In order to narrow down potential galleries, you could use the internet, ask your local art community or a professor.
In order to present yourself in the best light when going to a gallery with your portfolio, remember to take at least two pieces of artwork and a copy of your CV, including an artist statement about why you created the art.
Don’t forget that replies from galleries may take some time – patience is key!
If you cannot find a gallery that would welcome exhibiting your artwork, there’s nothing stopping you from organizing solo or group exhibitions on your own.
Just make sure that each participating artist gets space to display their work and think about how you want to promote it — printed cards, press releases or online promotion are all possible options here.
How to Succeed in Illustration: Tips for Landing Commercial Art Jobs
For aspiring artists looking to make a career out of their talents, it’s worth looking into the world of illustration.
It can be a highly lucrative field with many opportunities waiting for those who take the plunge.
The first step is to decide which area you wish to specialize in.
There are endless possibilities including wedding invitations, birth announcements, logos, advertisements and more.
Once you’ve chosen your focus, do some research into local jobs that might be available and start applying.
You could also leverage social media or participate in relevant trade shows such as Printsource or Surtex to get your name out there.
Once you’ve landed a job, read through the necessary requirements carefully and ensure that both yourself and your clients know the terms and conditions of use for any work produced.
It’s essential that copyright remains with you as an artist – you’re only granting a lease for specific purposes over a certain duration of time.
Find Balance and Take Breaks to Succeed as an Artist
When it comes to being an artist, there will be times when you feel productive and times when you don’t.
However, it’s important to recognize that both are necessary for growth.
Rather than getting discouraged by these ebbs and flows in productivity, use them as an opportunity to be creative in different ways.
During your productive times, tackle larger projects and focus on expanding your portfolio or skill set.
This is also a great time to make new connections with other people in the art scene.
Portfolios can always benefit from a fresh look or some interesting tutorials or classes you might pick up along the way.
In periods of downtime or unproductivity, take a break; recharge your batteries; and take some self-care time with family and friends.
You could also take on teaching someone else about art—sharing your knowledge can often help rekindle forgotten techniques you may have neglected before now.
Taking control of your organization is also important during this period so that when work starts piling up again, everything runs smoothly with less stress altogether.
In a nutshell, Art Inc.
gives readers of all levels the tools needed to make a living from their art.
It challenges the myth of the struggling artist and encourages readers to think like entrepreneurs and promote and market their work.
The book provides actionable advice on how to package your art for greatest impact.

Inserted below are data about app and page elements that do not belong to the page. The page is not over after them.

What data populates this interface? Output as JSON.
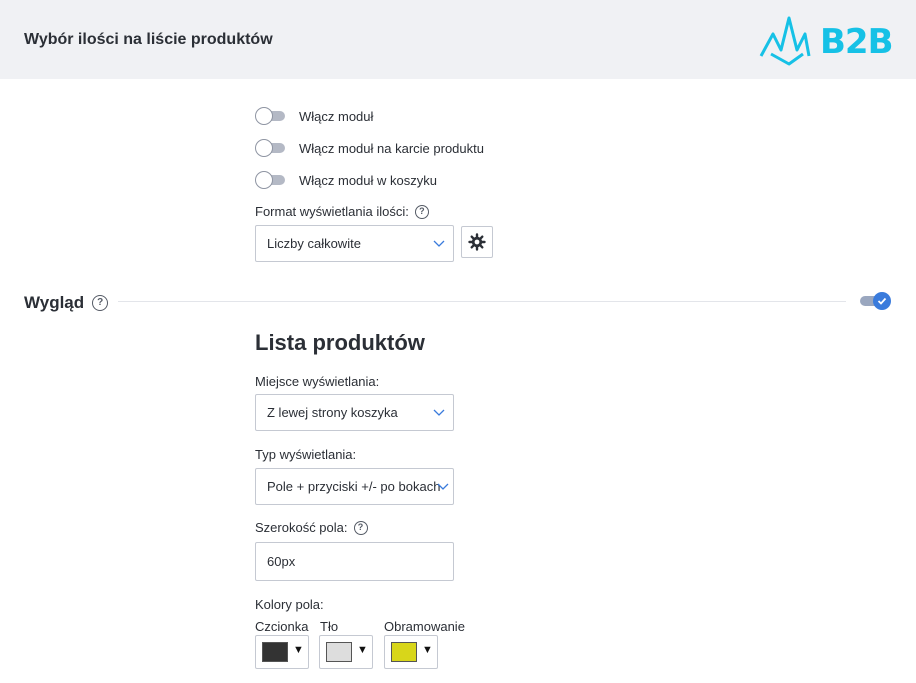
{
  "header": {
    "title": "Wybór ilości na liście produktów",
    "logo_text": "B2B"
  },
  "toggles": [
    {
      "label": "Włącz moduł",
      "on": false
    },
    {
      "label": "Włącz moduł na karcie produktu",
      "on": false
    },
    {
      "label": "Włącz moduł w koszyku",
      "on": false
    }
  ],
  "format": {
    "label": "Format wyświetlania ilości:",
    "value": "Liczby całkowite"
  },
  "section": {
    "title": "Wygląd",
    "enabled": true
  },
  "list": {
    "heading": "Lista produktów",
    "placement_label": "Miejsce wyświetlania:",
    "placement_value": "Z lewej strony koszyka",
    "type_label": "Typ wyświetlania:",
    "type_value": "Pole + przyciski +/- po bokach",
    "width_label": "Szerokość pola:",
    "width_value": "60px",
    "colors_label": "Kolory pola:",
    "colors": [
      {
        "label": "Czcionka",
        "color": "#333333"
      },
      {
        "label": "Tło",
        "color": "#dddddd"
      },
      {
        "label": "Obramowanie",
        "color": "#d8d61a"
      }
    ]
  },
  "theme": {
    "accent": "#3a7bdc",
    "logo": "#16c1e6"
  }
}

Additionally, it stresses the importance of taking initiative and not waiting around for others to take action first—you can create your own exhibitions or find small businesses willing to showcase your artwork in lieu of galleries.

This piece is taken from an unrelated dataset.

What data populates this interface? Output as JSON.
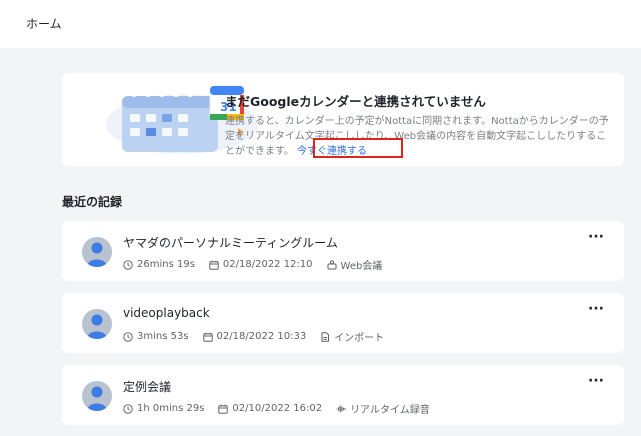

Overall, Art Inc can be used as a tool-kit anyone passionate about art can use to turn their creativity into a career and make lasting change in the world of art.